Segment Open

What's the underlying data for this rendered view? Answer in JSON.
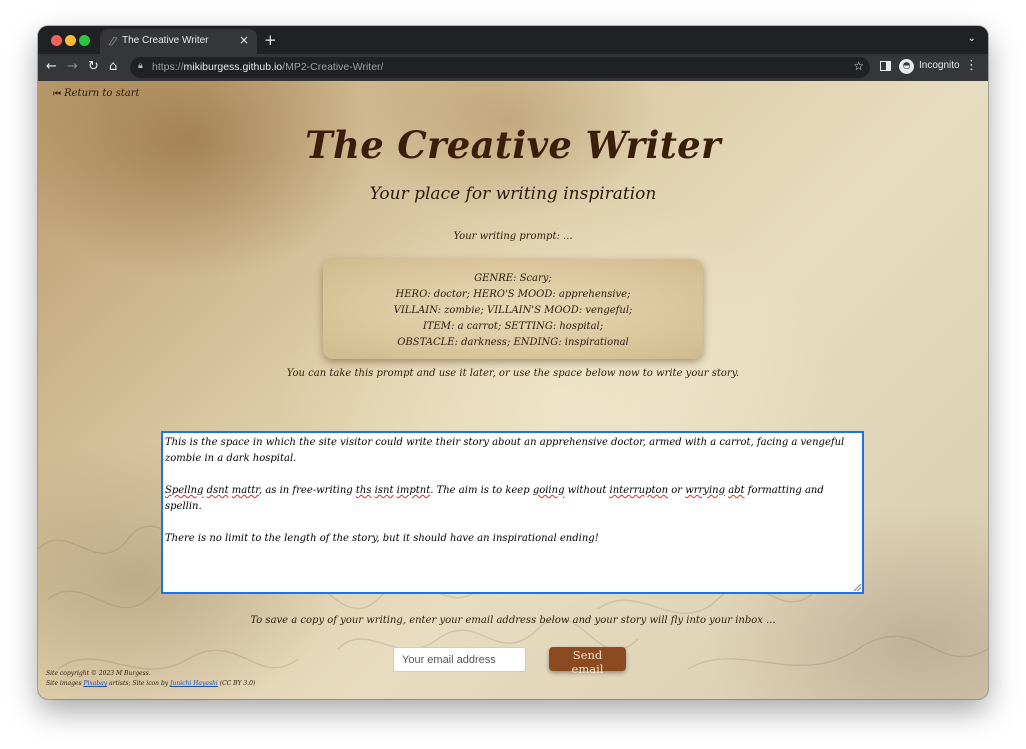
{
  "browser": {
    "tab_title": "The Creative Writer",
    "tab_close": "×",
    "new_tab": "+",
    "url_scheme": "https://",
    "url_host": "mikiburgess.github.io",
    "url_path": "/MP2-Creative-Writer/",
    "profile_label": "Incognito"
  },
  "nav": {
    "return_label": "Return to start"
  },
  "header": {
    "title": "The Creative Writer",
    "subtitle": "Your place for writing inspiration"
  },
  "prompt": {
    "label": "Your writing prompt: ...",
    "lines": [
      "GENRE: Scary;",
      "HERO: doctor; HERO'S MOOD: apprehensive;",
      "VILLAIN: zombie; VILLAIN'S MOOD: vengeful;",
      "ITEM: a carrot; SETTING: hospital;",
      "OBSTACLE: darkness; ENDING: inspirational"
    ],
    "note": "You can take this prompt and use it later, or use the space below now to write your story."
  },
  "story": {
    "para1": "This is the space in which the site visitor could write their story about an apprehensive doctor, armed with a carrot, facing a vengeful zombie in a dark hospital.",
    "para2_parts": [
      "Spellng",
      " ",
      "dsnt",
      " ",
      "mattr",
      ", as in free-writing ",
      "ths",
      " ",
      "isnt",
      " ",
      "imptnt",
      ". The aim is to keep ",
      "goiing",
      " without ",
      "interrupton",
      " or ",
      "wrrying",
      " ",
      "abt",
      " formatting and spellin."
    ],
    "para3": "There is no limit to the length of the story, but it should have an inspirational ending!"
  },
  "email": {
    "save_note": "To save a copy of your writing, enter your email address below and your story will fly into your inbox ...",
    "placeholder": "Your email address",
    "send_label": "Send email"
  },
  "footer": {
    "copyright": "Site copyright © 2023 M Burgess.",
    "images_prefix": "Site images ",
    "pixabay": "Pixabay",
    "images_mid": " artists; Site icon by ",
    "icon_author": "Junichi Hayashi",
    "license": " (CC BY 3.0)"
  },
  "colors": {
    "title": "#3a1d0b",
    "button": "#8b4a20",
    "focus_ring": "#1a73e8"
  }
}
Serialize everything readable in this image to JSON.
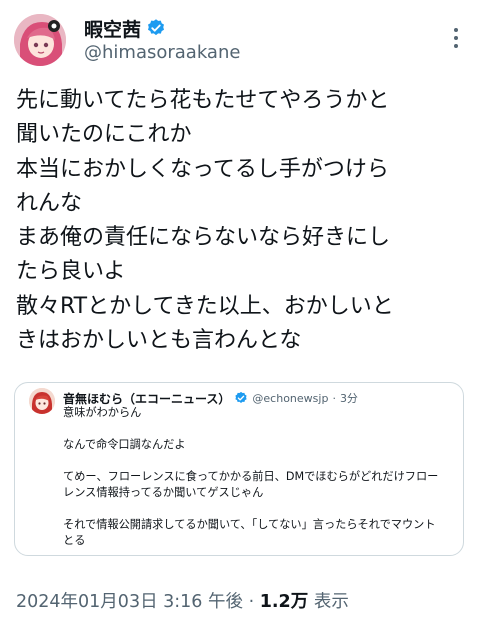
{
  "author": {
    "display_name": "暇空茜",
    "handle": "@himasoraakane"
  },
  "tweet": {
    "lines": [
      "先に動いてたら花もたせてやろうかと",
      "聞いたのにこれか",
      "本当におかしくなってるし手がつけら",
      "れんな",
      "まあ俺の責任にならないなら好きにし",
      "たら良いよ",
      "散々RTとかしてきた以上、おかしいと",
      "きはおかしいとも言わんとな"
    ]
  },
  "quoted": {
    "display_name": "音無ほむら（エコーニュース）",
    "handle": "@echonewsjp",
    "separator": "·",
    "time": "3分",
    "lines": [
      "意味がわからん",
      "",
      "なんで命令口調なんだよ",
      "",
      "てめー、フローレンスに食ってかかる前日、DMでほむらがどれだけフロー",
      "レンス情報持ってるか聞いてゲスじゃん",
      "",
      "それで情報公開請求してるか聞いて、「してない」言ったらそれでマウント",
      "とる",
      "..."
    ]
  },
  "footer": {
    "datetime": "2024年01月03日 3:16 午後",
    "separator": "·",
    "views": "1.2万",
    "views_label": "表示"
  },
  "colors": {
    "verified": "#1d9bf0",
    "secondary_text": "#536471",
    "border": "#cfd9de"
  },
  "icons": {
    "verified": "verified-badge-icon",
    "more": "more-options-icon"
  }
}
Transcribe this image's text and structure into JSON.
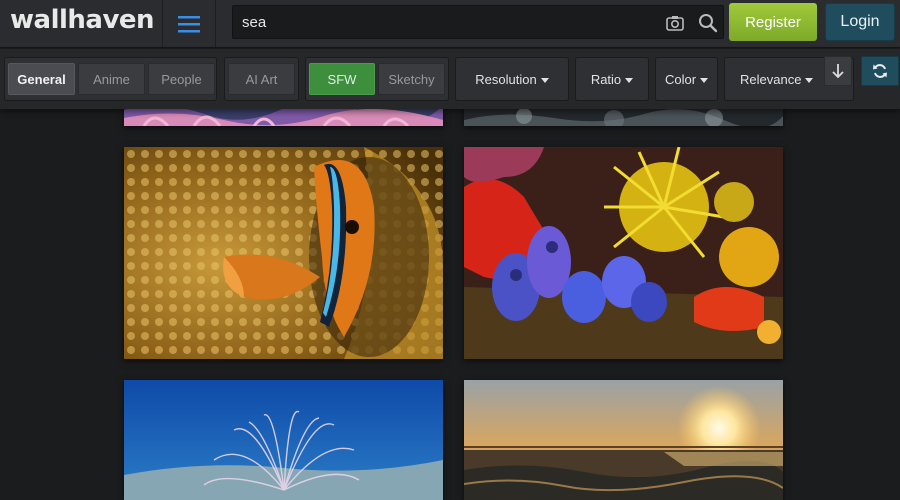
{
  "header": {
    "logo": "wallhaven",
    "search": {
      "value": "sea",
      "placeholder": "Search"
    },
    "register_label": "Register",
    "login_label": "Login",
    "icons": {
      "menu": "menu-icon",
      "camera": "camera-icon",
      "search": "search-icon"
    }
  },
  "filters": {
    "categories": [
      {
        "label": "General",
        "active": true
      },
      {
        "label": "Anime",
        "active": false
      },
      {
        "label": "People",
        "active": false
      }
    ],
    "ai_art": {
      "label": "AI Art",
      "active": false
    },
    "purity": [
      {
        "label": "SFW",
        "active": true
      },
      {
        "label": "Sketchy",
        "active": false
      }
    ],
    "dropdowns": [
      {
        "label": "Resolution"
      },
      {
        "label": "Ratio"
      },
      {
        "label": "Color"
      },
      {
        "label": "Relevance"
      }
    ],
    "sort_direction_icon": "arrow-down-icon",
    "refresh_icon": "refresh-icon"
  },
  "thumbnails": [
    {
      "subject": "sea anemone (partially scrolled)"
    },
    {
      "subject": "dark rocky water (partially scrolled)"
    },
    {
      "subject": "clownfish in anemone"
    },
    {
      "subject": "coral reef with yellow coral and blue tunicates"
    },
    {
      "subject": "tube anemone on sandy seafloor"
    },
    {
      "subject": "sunset over ocean waves"
    }
  ],
  "colors": {
    "accent_green": "#8cba34",
    "login_blue": "#1f4d5e",
    "menu_blue": "#3a8ee6",
    "background": "#1b1c1e"
  }
}
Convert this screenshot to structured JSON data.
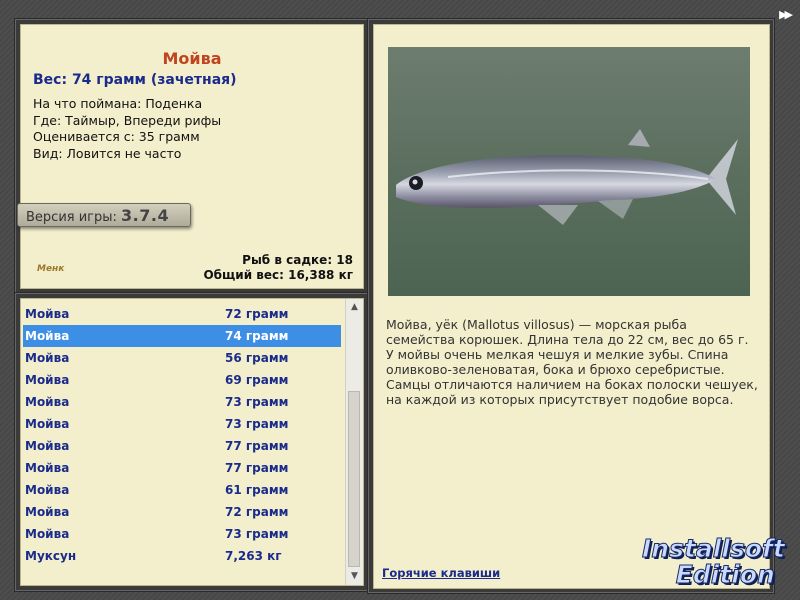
{
  "fish": {
    "name": "Мойва",
    "weight": "Вес: 74 грамм (зачетная)",
    "props": [
      "На что поймана: Поденка",
      "Где: Таймыр, Впереди рифы",
      "Оценивается с: 35 грамм",
      "Вид: Ловится не часто"
    ]
  },
  "version": {
    "label": "Версия игры:",
    "value": "3.7.4"
  },
  "logo_small": "Менк",
  "stats": {
    "fish_count": "Рыб в садке: 18",
    "total_weight": "Общий вес: 16,388 кг"
  },
  "catch_list": [
    {
      "name": "Мойва",
      "weight": "72 грамм"
    },
    {
      "name": "Мойва",
      "weight": "74 грамм",
      "selected": true
    },
    {
      "name": "Мойва",
      "weight": "56 грамм"
    },
    {
      "name": "Мойва",
      "weight": "69 грамм"
    },
    {
      "name": "Мойва",
      "weight": "73 грамм"
    },
    {
      "name": "Мойва",
      "weight": "73 грамм"
    },
    {
      "name": "Мойва",
      "weight": "77 грамм"
    },
    {
      "name": "Мойва",
      "weight": "77 грамм"
    },
    {
      "name": "Мойва",
      "weight": "61 грамм"
    },
    {
      "name": "Мойва",
      "weight": "72 грамм"
    },
    {
      "name": "Мойва",
      "weight": "73 грамм"
    },
    {
      "name": "Муксун",
      "weight": "7,263 кг"
    }
  ],
  "description": "Мойва, уёк (Mallotus villosus) — морская рыба семейства корюшек. Длина тела до 22 см, вес до 65 г. У мойвы очень мелкая чешуя и мелкие зубы. Спина оливково-зеленоватая, бока и брюхо серебристые. Самцы отличаются наличием на боках полоски чешуек, на каждой из которых присутствует подобие ворса.",
  "hotkeys_link": "Горячие клавиши",
  "nav": {
    "fast_forward": "▶▶"
  },
  "brand": {
    "line1": "Installsoft",
    "line2": "Edition"
  },
  "icons": {
    "scroll_up": "▲",
    "scroll_down": "▼"
  }
}
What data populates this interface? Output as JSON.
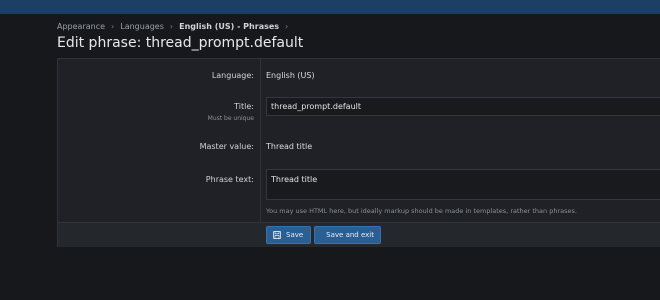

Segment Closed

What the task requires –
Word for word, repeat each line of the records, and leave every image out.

Exercise response –
What's the underlying data for this rendered view? Answer in JSON.
{
  "browser": {
    "tab_title": "The Creative Writer",
    "tab_close": "×",
    "new_tab": "+",
    "url_scheme": "https://",
    "url_host": "mikiburgess.github.io",
    "url_path": "/MP2-Creative-Writer/",
    "profile_label": "Incognito"
  },
  "nav": {
    "return_label": "Return to start"
  },
  "header": {
    "title": "The Creative Writer",
    "subtitle": "Your place for writing inspiration"
  },
  "prompt": {
    "label": "Your writing prompt: ...",
    "lines": [
      "GENRE: Scary;",
      "HERO: doctor; HERO'S MOOD: apprehensive;",
      "VILLAIN: zombie; VILLAIN'S MOOD: vengeful;",
      "ITEM: a carrot; SETTING: hospital;",
      "OBSTACLE: darkness; ENDING: inspirational"
    ],
    "note": "You can take this prompt and use it later, or use the space below now to write your story."
  },
  "story": {
    "para1": "This is the space in which the site visitor could write their story about an apprehensive doctor, armed with a carrot, facing a vengeful zombie in a dark hospital.",
    "para2_parts": [
      "Spellng",
      " ",
      "dsnt",
      " ",
      "mattr",
      ", as in free-writing ",
      "ths",
      " ",
      "isnt",
      " ",
      "imptnt",
      ". The aim is to keep ",
      "goiing",
      " without ",
      "interrupton",
      " or ",
      "wrrying",
      " ",
      "abt",
      " formatting and spellin."
    ],
    "para3": "There is no limit to the length of the story, but it should have an inspirational ending!"
  },
  "email": {
    "save_note": "To save a copy of your writing, enter your email address below and your story will fly into your inbox ...",
    "placeholder": "Your email address",
    "send_label": "Send email"
  },
  "footer": {
    "copyright": "Site copyright © 2023 M Burgess.",
    "images_prefix": "Site images ",
    "pixabay": "Pixabay",
    "images_mid": " artists; Site icon by ",
    "icon_author": "Junichi Hayashi",
    "license": " (CC BY 3.0)"
  },
  "colors": {
    "title": "#3a1d0b",
    "button": "#8b4a20",
    "focus_ring": "#1a73e8"
  }
}
Serialize everything readable in this image to JSON.
{
  "author": {
    "display_name": "暇空茜",
    "handle": "@himasoraakane"
  },
  "tweet": {
    "lines": [
      "先に動いてたら花もたせてやろうかと",
      "聞いたのにこれか",
      "本当におかしくなってるし手がつけら",
      "れんな",
      "まあ俺の責任にならないなら好きにし",
      "たら良いよ",
      "散々RTとかしてきた以上、おかしいと",
      "きはおかしいとも言わんとな"
    ]
  },
  "quoted": {
    "display_name": "音無ほむら（エコーニュース）",
    "handle": "@echonewsjp",
    "separator": "·",
    "time": "3分",
    "lines": [
      "意味がわからん",
      "",
      "なんで命令口調なんだよ",
      "",
      "てめー、フローレンスに食ってかかる前日、DMでほむらがどれだけフロー",
      "レンス情報持ってるか聞いてゲスじゃん",
      "",
      "それで情報公開請求してるか聞いて、「してない」言ったらそれでマウント",
      "とる",
      "..."
    ]
  },
  "footer": {
    "datetime": "2024年01月03日 3:16 午後",
    "separator": "·",
    "views": "1.2万",
    "views_label": "表示"
  },
  "colors": {
    "verified": "#1d9bf0",
    "secondary_text": "#536471",
    "border": "#cfd9de"
  },
  "icons": {
    "verified": "verified-badge-icon",
    "more": "more-options-icon"
  }
}
Transcribe this image's text and structure into JSON.
{
  "header": {
    "logo": "wallhaven",
    "search": {
      "value": "sea",
      "placeholder": "Search"
    },
    "register_label": "Register",
    "login_label": "Login",
    "icons": {
      "menu": "menu-icon",
      "camera": "camera-icon",
      "search": "search-icon"
    }
  },
  "filters": {
    "categories": [
      {
        "label": "General",
        "active": true
      },
      {
        "label": "Anime",
        "active": false
      },
      {
        "label": "People",
        "active": false
      }
    ],
    "ai_art": {
      "label": "AI Art",
      "active": false
    },
    "purity": [
      {
        "label": "SFW",
        "active": true
      },
      {
        "label": "Sketchy",
        "active": false
      }
    ],
    "dropdowns": [
      {
        "label": "Resolution"
      },
      {
        "label": "Ratio"
      },
      {
        "label": "Color"
      },
      {
        "label": "Relevance"
      }
    ],
    "sort_direction_icon": "arrow-down-icon",
    "refresh_icon": "refresh-icon"
  },
  "thumbnails": [
    {
      "subject": "sea anemone (partially scrolled)"
    },
    {
      "subject": "dark rocky water (partially scrolled)"
    },
    {
      "subject": "clownfish in anemone"
    },
    {
      "subject": "coral reef with yellow coral and blue tunicates"
    },
    {
      "subject": "tube anemone on sandy seafloor"
    },
    {
      "subject": "sunset over ocean waves"
    }
  ],
  "colors": {
    "accent_green": "#8cba34",
    "login_blue": "#1f4d5e",
    "menu_blue": "#3a8ee6",
    "background": "#1b1c1e"
  }
}
Convert this screenshot to structured JSON data.
{
  "fish": {
    "name": "Мойва",
    "weight": "Вес: 74 грамм (зачетная)",
    "props": [
      "На что поймана: Поденка",
      "Где: Таймыр, Впереди рифы",
      "Оценивается с: 35 грамм",
      "Вид: Ловится не часто"
    ]
  },
  "version": {
    "label": "Версия игры:",
    "value": "3.7.4"
  },
  "logo_small": "Менк",
  "stats": {
    "fish_count": "Рыб в садке: 18",
    "total_weight": "Общий вес: 16,388 кг"
  },
  "catch_list": [
    {
      "name": "Мойва",
      "weight": "72 грамм"
    },
    {
      "name": "Мойва",
      "weight": "74 грамм",
      "selected": true
    },
    {
      "name": "Мойва",
      "weight": "56 грамм"
    },
    {
      "name": "Мойва",
      "weight": "69 грамм"
    },
    {
      "name": "Мойва",
      "weight": "73 грамм"
    },
    {
      "name": "Мойва",
      "weight": "73 грамм"
    },
    {
      "name": "Мойва",
      "weight": "77 грамм"
    },
    {
      "name": "Мойва",
      "weight": "77 грамм"
    },
    {
      "name": "Мойва",
      "weight": "61 грамм"
    },
    {
      "name": "Мойва",
      "weight": "72 грамм"
    },
    {
      "name": "Мойва",
      "weight": "73 грамм"
    },
    {
      "name": "Муксун",
      "weight": "7,263 кг"
    }
  ],
  "description": "Мойва, уёк (Mallotus villosus) — морская рыба семейства корюшек. Длина тела до 22 см, вес до 65 г. У мойвы очень мелкая чешуя и мелкие зубы. Спина оливково-зеленоватая, бока и брюхо серебристые. Самцы отличаются наличием на боках полоски чешуек, на каждой из которых присутствует подобие ворса.",
  "hotkeys_link": "Горячие клавиши",
  "nav": {
    "fast_forward": "▶▶"
  },
  "brand": {
    "line1": "Installsoft",
    "line2": "Edition"
  },
  "icons": {
    "scroll_up": "▲",
    "scroll_down": "▼"
  }
}
What data populates this interface? Output as JSON.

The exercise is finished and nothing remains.